If India wants to attract more FDI for developing business, it is essential that it should review its business practices and see that it does not create externalities.
While being quality conscious in manufacturing products or delivering services businesses should develop systems and processes which contribute towards preserving the environment, protecting human rights, avoiding corrupt practices, and promoting transparency & accountability for developing sustainability.
Table of Content
- 1 Drivers of Corporate Social Responsibility
- 2 Major Drivers of Corporate Social Responsibility (CSR)
- Meeting Changing Expectations of Stakeholders
- Shrinking Role of Government
- Increased Customer Interest
- More Competitive Labour Markets
- Increasing Supply Chain Responsibility
- Growing Investor Pressure
- Demands for Increased Disclosure
- New and Emerging Issues
Meeting Changing Expectations of Stakeholders
Various stakeholders are increasingly looking to the private sector to help them with myriad complex and pressing social and economic issues.
There is a growing ability and sophistication of activist groups to target corporations they perceive as not being socially responsible, through actions such as public demonstrations, shareholder resolutions, and even “denial of service” attacks on company websites. These efforts emphasise the issue of accountability to stakeholders when doing business (BSR 2001).
Shrinking Role of Government
In many countries, national and local governments have taken a more hands-off approach to regulating business, due to the globalisation of commerce and shrinking resources.
As a result, companies and multinational companies in particular are relying less on government for guidance, and instead, adopting their own policies to govern such matters as environmental performance, working conditions and ethical marketing practices (BSR 2001).
Increased Customer Interest
The growing interest in CSR comes from both business-to-business customers and consumers. In the former, there is a significant move by many companies, governments, universities and other institutions to align their purchasing decisions with social criteria, particularly those related to companies’ environmental and human rights performance.
Example: Corporates like Tata’s and L&T have developed a policy to purchase recycled paper. Starbucks Coffee sources coffee beans from fair trade labelled suppliers.
More Competitive Labour Markets
In a tight labour market, many workers especially professional, technical or highly skilled employees are looking beyond pay checks and benefits to seek employers whose philosophies and operating practices align with their own beliefs.
Example: Some companies have found that having “family friendly” policies or being identified as an employer of choice have given them a competitive advantage in attracting and retaining employees.
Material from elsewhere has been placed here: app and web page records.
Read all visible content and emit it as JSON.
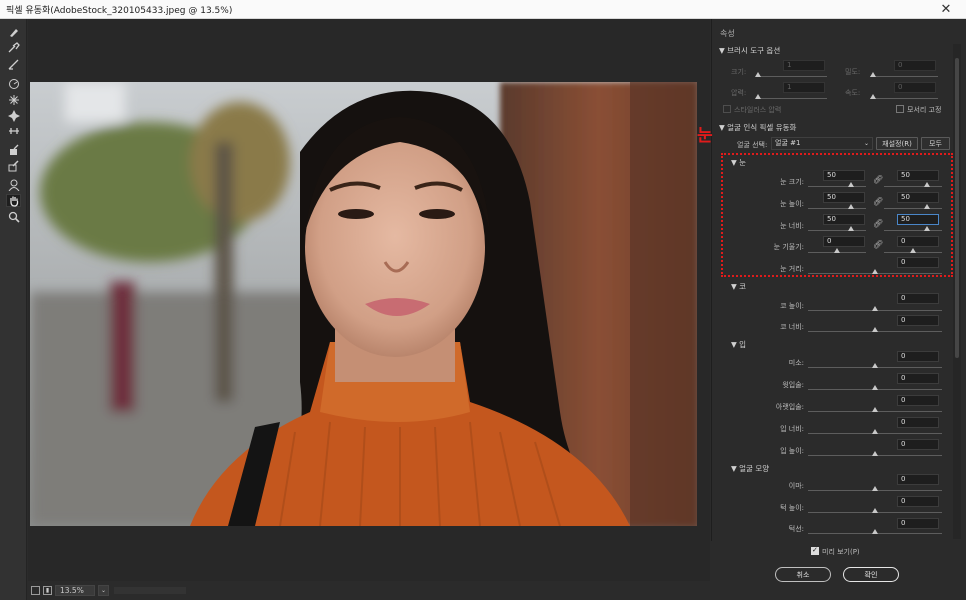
{
  "window": {
    "title": "픽셀 유동화(AdobeStock_320105433.jpeg @ 13.5%)",
    "close_glyph": "✕"
  },
  "tools": [
    "forward-warp-icon",
    "reconstruct-icon",
    "smooth-icon",
    "twirl-icon",
    "pucker-icon",
    "bloat-icon",
    "push-left-icon",
    "freeze-mask-icon",
    "thaw-mask-icon",
    "face-tool-icon",
    "hand-icon",
    "zoom-icon"
  ],
  "status": {
    "zoom": "13.5%"
  },
  "panel": {
    "header": "속성",
    "brush": {
      "title": "▼ 브러시 도구 옵션",
      "size_label": "크기:",
      "size_value": "1",
      "density_label": "밀도:",
      "density_value": "0",
      "pressure_label": "압력:",
      "pressure_value": "1",
      "rate_label": "속도:",
      "rate_value": "0",
      "stylus_label": "스타일러스 압력",
      "pin_edges_label": "모서리 고정"
    },
    "face": {
      "title": "▼ 얼굴 인식 픽셀 유동화",
      "select_label": "얼굴 선택:",
      "select_value": "얼굴 #1",
      "reset_label": "재설정(R)",
      "all_label": "모두",
      "eyes": {
        "title": "▼ 눈",
        "size_label": "눈 크기:",
        "size_left": "50",
        "size_right": "50",
        "height_label": "눈 높이:",
        "height_left": "50",
        "height_right": "50",
        "width_label": "눈 너비:",
        "width_left": "50",
        "width_right": "50",
        "tilt_label": "눈 기울기:",
        "tilt_left": "0",
        "tilt_right": "0",
        "distance_label": "눈 거리:",
        "distance_value": "0"
      },
      "nose": {
        "title": "▼ 코",
        "height_label": "코 높이:",
        "height_value": "0",
        "width_label": "코 너비:",
        "width_value": "0"
      },
      "mouth": {
        "title": "▼ 입",
        "smile_label": "미소:",
        "smile_value": "0",
        "upper_label": "윗입술:",
        "upper_value": "0",
        "lower_label": "아랫입술:",
        "lower_value": "0",
        "width_label": "입 너비:",
        "width_value": "0",
        "height_label": "입 높이:",
        "height_value": "0"
      },
      "shape": {
        "title": "▼ 얼굴 모양",
        "forehead_label": "이마:",
        "forehead_value": "0",
        "chin_label": "턱 높이:",
        "chin_value": "0",
        "jaw_label": "턱선:",
        "jaw_value": "0"
      }
    },
    "preview_label": "미리 보기(P)",
    "cancel_label": "취소",
    "ok_label": "확인"
  },
  "annotation": {
    "text": "눈",
    "color": "#e01b1b"
  }
}
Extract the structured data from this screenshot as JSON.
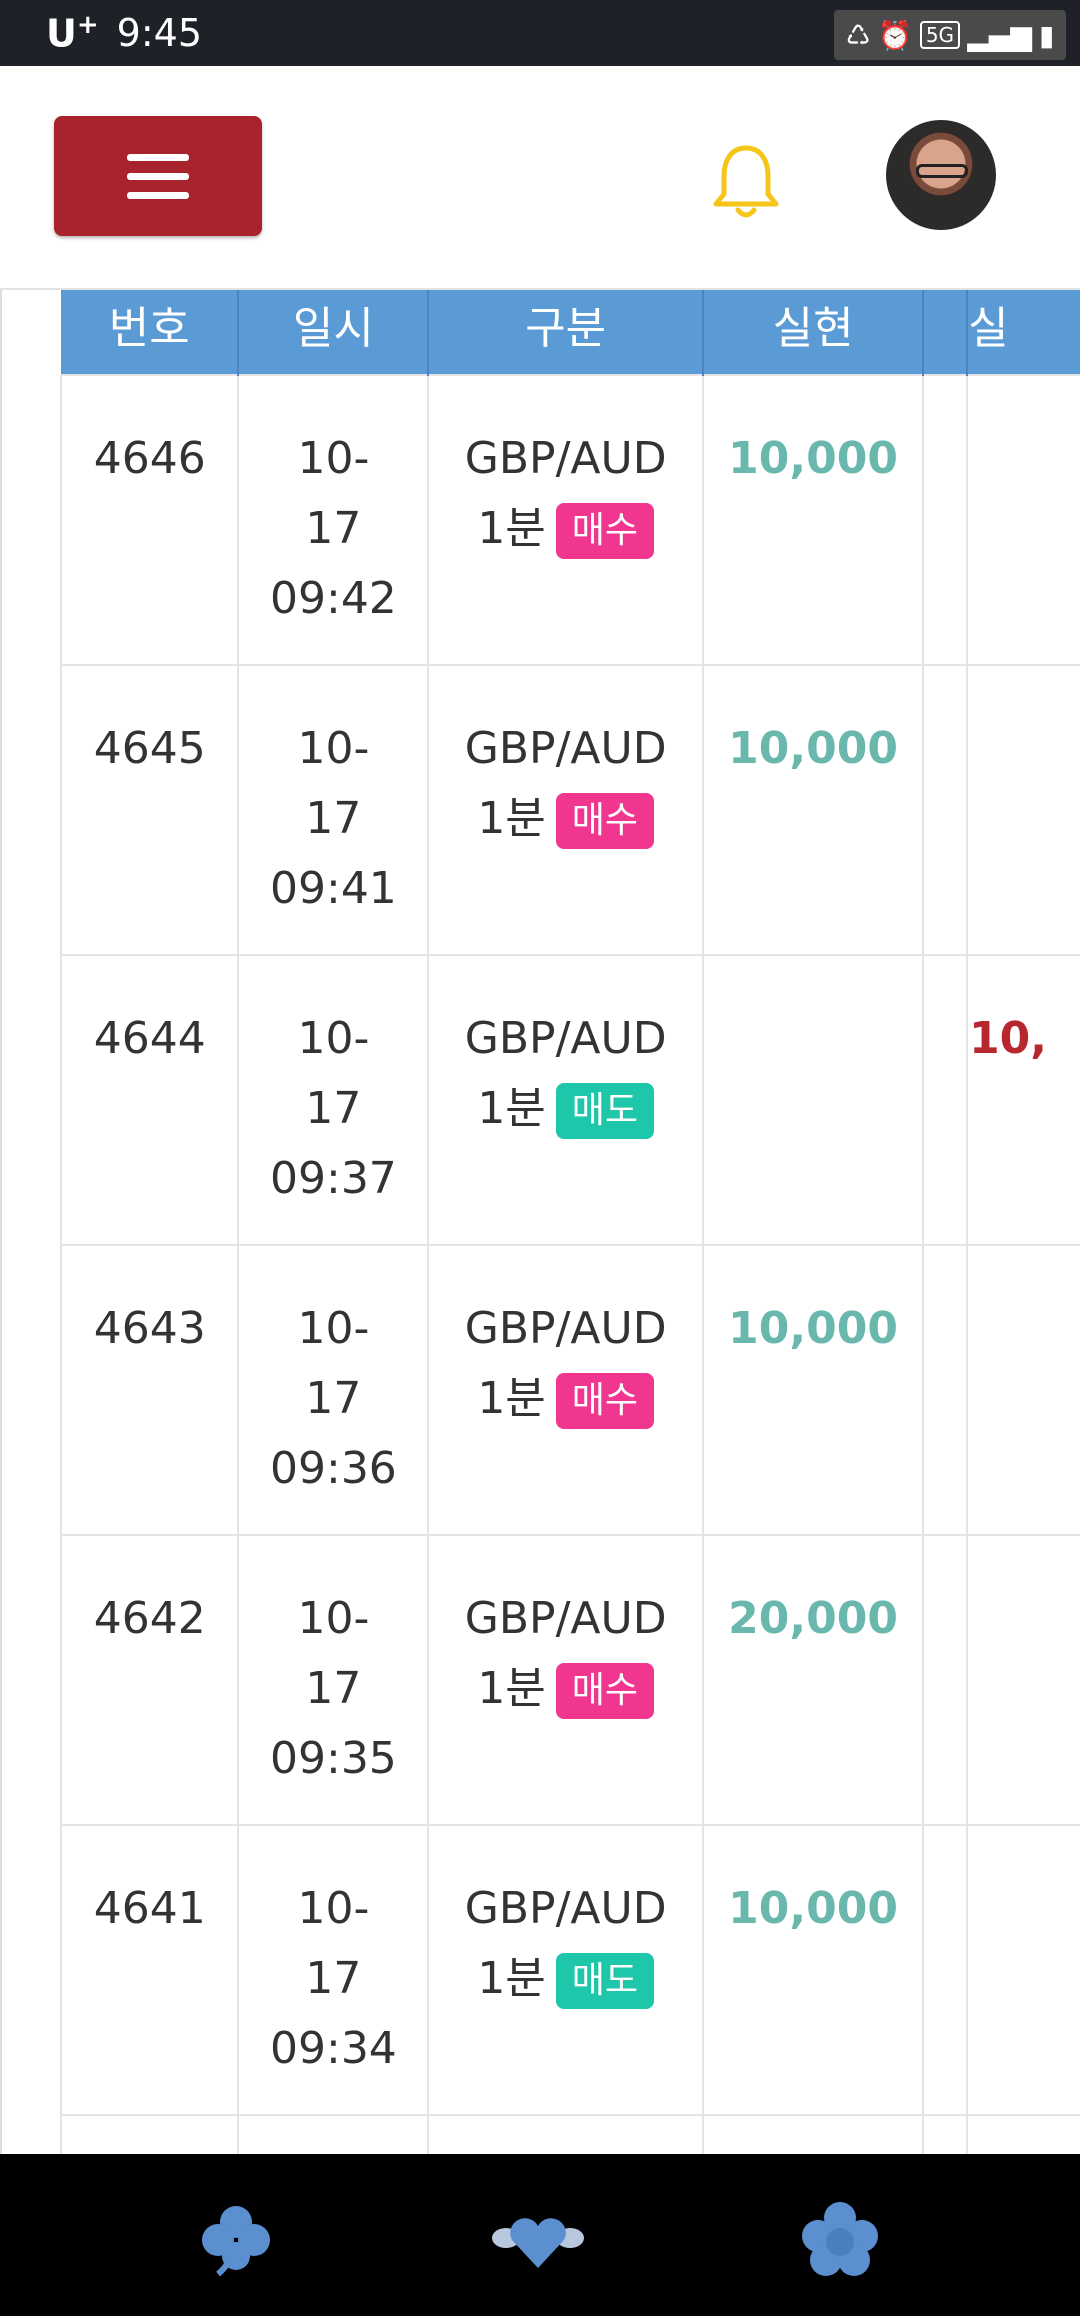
{
  "status_bar": {
    "carrier": "U",
    "carrier_sup": "+",
    "time": "9:45",
    "network": "5G"
  },
  "header": {
    "menu_label": "menu",
    "bell": "bell-icon",
    "avatar": "avatar"
  },
  "table": {
    "columns": [
      "번호",
      "일시",
      "구분",
      "실현",
      "실"
    ],
    "rows": [
      {
        "no": "4646",
        "date": "10-",
        "day": "17",
        "time": "09:42",
        "pair": "GBP/AUD",
        "period": "1분",
        "side": "매수",
        "side_type": "buy",
        "win": "10,000",
        "loss": ""
      },
      {
        "no": "4645",
        "date": "10-",
        "day": "17",
        "time": "09:41",
        "pair": "GBP/AUD",
        "period": "1분",
        "side": "매수",
        "side_type": "buy",
        "win": "10,000",
        "loss": ""
      },
      {
        "no": "4644",
        "date": "10-",
        "day": "17",
        "time": "09:37",
        "pair": "GBP/AUD",
        "period": "1분",
        "side": "매도",
        "side_type": "sell",
        "win": "",
        "loss": "10,"
      },
      {
        "no": "4643",
        "date": "10-",
        "day": "17",
        "time": "09:36",
        "pair": "GBP/AUD",
        "period": "1분",
        "side": "매수",
        "side_type": "buy",
        "win": "10,000",
        "loss": ""
      },
      {
        "no": "4642",
        "date": "10-",
        "day": "17",
        "time": "09:35",
        "pair": "GBP/AUD",
        "period": "1분",
        "side": "매수",
        "side_type": "buy",
        "win": "20,000",
        "loss": ""
      },
      {
        "no": "4641",
        "date": "10-",
        "day": "17",
        "time": "09:34",
        "pair": "GBP/AUD",
        "period": "1분",
        "side": "매도",
        "side_type": "sell",
        "win": "10,000",
        "loss": ""
      }
    ]
  },
  "colors": {
    "menu_button": "#a8232b",
    "header_blue": "#5b9bd5",
    "win_teal": "#6ab8ad",
    "loss_red": "#b8272d",
    "buy_pink": "#f0368e",
    "sell_teal": "#1ec6aa",
    "bell_yellow": "#f5c518"
  },
  "bottom_nav": {
    "items": [
      "clover-icon",
      "heart-wings-icon",
      "flower-icon"
    ]
  }
}
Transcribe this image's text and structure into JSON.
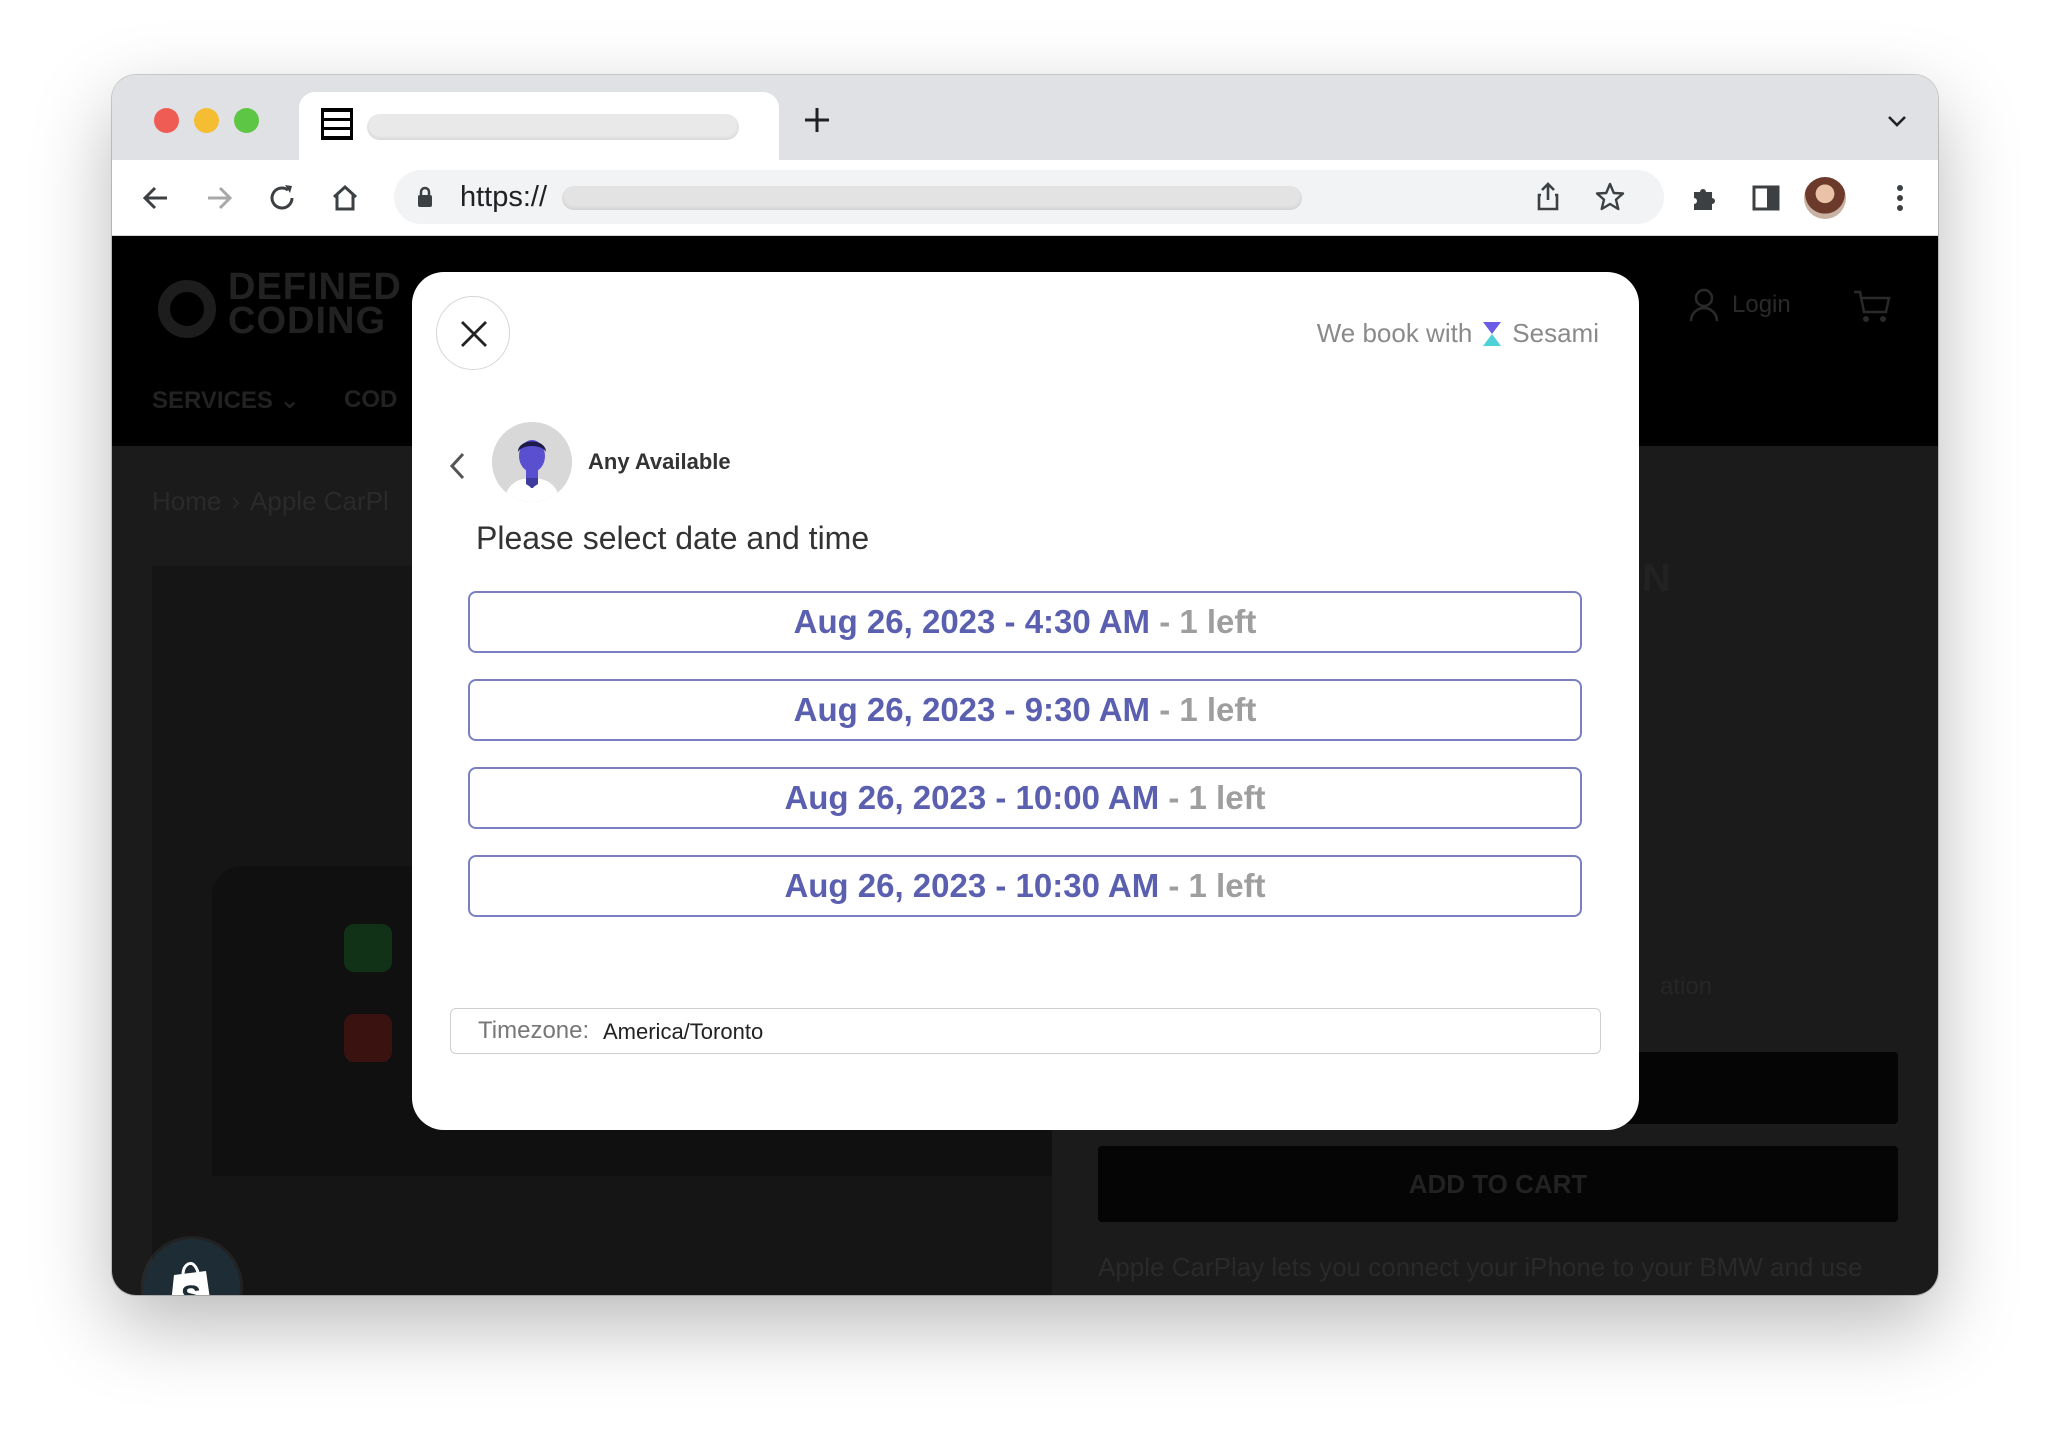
{
  "browser": {
    "url_prefix": "https://",
    "icons": {
      "back": "arrow-left-icon",
      "forward": "arrow-right-icon",
      "reload": "reload-icon",
      "home": "home-icon",
      "share": "share-icon",
      "bookmark": "star-icon",
      "extensions": "puzzle-icon",
      "sidepanel": "sidepanel-icon",
      "menu": "kebab-menu-icon"
    }
  },
  "page": {
    "logo_line1": "DEFINED",
    "logo_line2": "CODING",
    "nav": [
      "SERVICES ⌄",
      "COD"
    ],
    "login_label": "Login",
    "breadcrumb": [
      "Home",
      "Apple CarPl"
    ],
    "heading_fragment": "N",
    "text_fragment": "ation",
    "add_to_cart_label": "ADD TO CART",
    "description": "Apple CarPlay lets you connect your iPhone to your BMW and use"
  },
  "modal": {
    "book_with_prefix": "We book with",
    "book_with_brand": "Sesami",
    "staff_name": "Any Available",
    "heading": "Please select date and time",
    "slots": [
      {
        "time": "Aug 26, 2023 - 4:30 AM",
        "availability": " - 1 left"
      },
      {
        "time": "Aug 26, 2023 - 9:30 AM",
        "availability": " - 1 left"
      },
      {
        "time": "Aug 26, 2023 - 10:00 AM",
        "availability": " - 1 left"
      },
      {
        "time": "Aug 26, 2023 - 10:30 AM",
        "availability": " - 1 left"
      }
    ],
    "timezone_label": "Timezone:",
    "timezone_value": "America/Toronto"
  },
  "colors": {
    "slot_text": "#5b5fb0",
    "slot_border": "#7b7fc2",
    "availability_text": "#9e9e9e"
  }
}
At the same time, companies are finding that they need to turn to non-traditional labour pools – including economically disadvantaged, non-English-speaking, and physically or mentally challenged individuals – to meet current and future demands for both skilled and entry-level employees (BSR 2001).
Increasing Supply Chain Responsibility
As stakeholders take a growing interest in companies’ corporate social responsibility, many companies are finding that they are responsible not only for their own CSR performance, but for that of the companies “upstream” and “downstream” – that is, a company’s suppliers as well as its customers.
The result is that some companies are imposing codes of conduct on both their suppliers and customers to ensure that other companies’ policies or practices do not reflect unfavourably on them. This has a cascading effect along the entire supply chain, encouraging suppliers to adopt socially responsible business practices (BSR 2001).
Example: Toyota has designed a manual of CSR for its suppliers, which they are supposed to adhere to.
Growing Investor Pressure
The growth of socially responsible investing has accelerated in recent years, with investor groups increasingly pressurising companies on social issues.
Many of these investors are using the shareholder resolution process to pressurise companies to change policies and increase disclosure on a wide range of CSR issues, including environmental responsibility, workplace policies, community involvement, human rights practices, ethical decision-making and corporate governance.
Activist groups are also buying shares in targeted companies to give them access to annual meetings and the shareholder resolution process (BSR 2001).
Demands for Increased Disclosure
Customers, investors, regulators, community groups, environmental activists, trading partners and others are asking companies for more and more detailed information about their social performance.
In response, leadership companies are responding with a variety of reports and/or social audits that describe and disclose their social performance on one or several fronts.
As part of this move toward greater disclosure, many companies are putting increasingly detailed information about their social and environmental performance – even when it may be negative – onto their publicly accessible websites (BSR 2001).
New and Emerging Issues
Recent years have seen growth in the breadth of topics considered under the “corporate social responsibility” umbrella.
Included among these are corporate governance issues, such as how boards of directors are chosen and compensated; religious freedom in the workplace; “cyber ethics” issues of access to and privacy linked to information technology, both for consumers and employees; consumer concern over the use of genetically modified organisms in agriculture; and the new demands brought about by the increased interest in environmental sustainability (BSR 2001).